Background: Intramucosal and minute submucosal (M-SM1; < 500 μm in depth) differentiated gastric cancers, which have a negligible risk of lymph node metastasis, are the targets for endoscopic resection. However, there have been few reports about the endoscopic distinction between these cancers and cancers with deeper submucosal invasion (SM2; ≥ 500 μm in depth). The aim of this retrospective study was to analyze the differences in the endoscopic features between M-SM1 and SM2 cancers, and to develop a simple scoring model to predict the depth of these early gastric cancers.
Methods: We analyzed 853 differentiated early gastric cancers treated endoscopically or surgically as a derivation group. Endoscopic images were reviewed to determine the relationship between depth of invasion and the following endoscopic features: tumor location, macroscopic type, tumor size, and endoscopic findings (remarkable redness, uneven surface, margin elevation, ulceration, and enlarged folds). Secondly, we created a depth-predicting model based on the obtained data and applied the model to 211 validation samples.
Results: On logistic regression analysis, tumor size more than 30 mm, remarkable redness, uneven surface, and margin elevation were significantly associated with deeper submucosal cancers. A depth-predicting score was created by assigning 2 points for margin elevation and tumor size more than 30 mm, and 1 point for each of the other endoscopic features. When validation lesions of 3 points or more were diagnosed as deeper submucosal cancers, the sensitivity, specificity, and accuracy as evaluated by three endoscopists were 29.7-45.9, 93.1-93.7, and 82.5-84.8%, respectively.

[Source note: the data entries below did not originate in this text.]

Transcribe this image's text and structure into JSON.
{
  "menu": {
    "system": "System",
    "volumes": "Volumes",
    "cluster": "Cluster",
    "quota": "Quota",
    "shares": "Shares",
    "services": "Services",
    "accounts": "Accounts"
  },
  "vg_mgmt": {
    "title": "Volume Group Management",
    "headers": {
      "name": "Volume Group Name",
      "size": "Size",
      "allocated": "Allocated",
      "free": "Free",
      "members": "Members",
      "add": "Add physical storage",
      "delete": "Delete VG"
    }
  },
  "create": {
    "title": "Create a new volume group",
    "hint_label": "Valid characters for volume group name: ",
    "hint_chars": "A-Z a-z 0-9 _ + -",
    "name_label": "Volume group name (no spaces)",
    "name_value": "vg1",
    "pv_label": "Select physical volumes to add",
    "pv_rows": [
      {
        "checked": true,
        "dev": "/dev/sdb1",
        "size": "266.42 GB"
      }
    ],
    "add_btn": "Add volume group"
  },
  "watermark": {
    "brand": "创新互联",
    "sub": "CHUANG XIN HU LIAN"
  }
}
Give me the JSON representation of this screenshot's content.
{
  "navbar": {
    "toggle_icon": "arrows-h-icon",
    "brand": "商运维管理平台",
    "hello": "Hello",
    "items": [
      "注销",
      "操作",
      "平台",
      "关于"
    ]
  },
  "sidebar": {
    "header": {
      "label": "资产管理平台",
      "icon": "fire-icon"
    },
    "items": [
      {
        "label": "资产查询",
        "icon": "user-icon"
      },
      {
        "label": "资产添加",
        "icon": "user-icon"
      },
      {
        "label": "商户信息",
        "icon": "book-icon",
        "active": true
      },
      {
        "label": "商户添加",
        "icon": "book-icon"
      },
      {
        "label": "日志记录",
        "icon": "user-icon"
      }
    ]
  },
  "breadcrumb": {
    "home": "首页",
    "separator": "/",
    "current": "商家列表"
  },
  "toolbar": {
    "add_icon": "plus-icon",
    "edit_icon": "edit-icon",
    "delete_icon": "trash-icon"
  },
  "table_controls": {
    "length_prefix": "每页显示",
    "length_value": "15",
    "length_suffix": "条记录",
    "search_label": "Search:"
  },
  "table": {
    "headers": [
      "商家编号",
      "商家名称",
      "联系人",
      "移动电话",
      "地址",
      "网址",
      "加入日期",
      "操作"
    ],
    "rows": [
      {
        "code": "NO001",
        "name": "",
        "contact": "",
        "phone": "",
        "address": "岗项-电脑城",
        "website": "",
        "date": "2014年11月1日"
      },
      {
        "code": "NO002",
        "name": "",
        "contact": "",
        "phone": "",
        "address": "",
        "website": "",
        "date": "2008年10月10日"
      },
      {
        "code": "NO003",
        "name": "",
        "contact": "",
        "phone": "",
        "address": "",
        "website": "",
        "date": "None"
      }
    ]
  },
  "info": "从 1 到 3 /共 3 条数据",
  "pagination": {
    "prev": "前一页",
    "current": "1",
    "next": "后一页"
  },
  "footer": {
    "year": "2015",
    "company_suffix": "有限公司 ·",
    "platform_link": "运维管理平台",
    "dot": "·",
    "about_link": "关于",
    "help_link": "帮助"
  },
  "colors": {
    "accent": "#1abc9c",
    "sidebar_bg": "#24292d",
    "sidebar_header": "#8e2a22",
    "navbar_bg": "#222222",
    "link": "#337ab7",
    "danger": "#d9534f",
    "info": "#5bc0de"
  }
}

Conclusions: The depth-predicting score could be useful in the decisions on treatment strategy for differentiated M-SM1 early gastric cancers.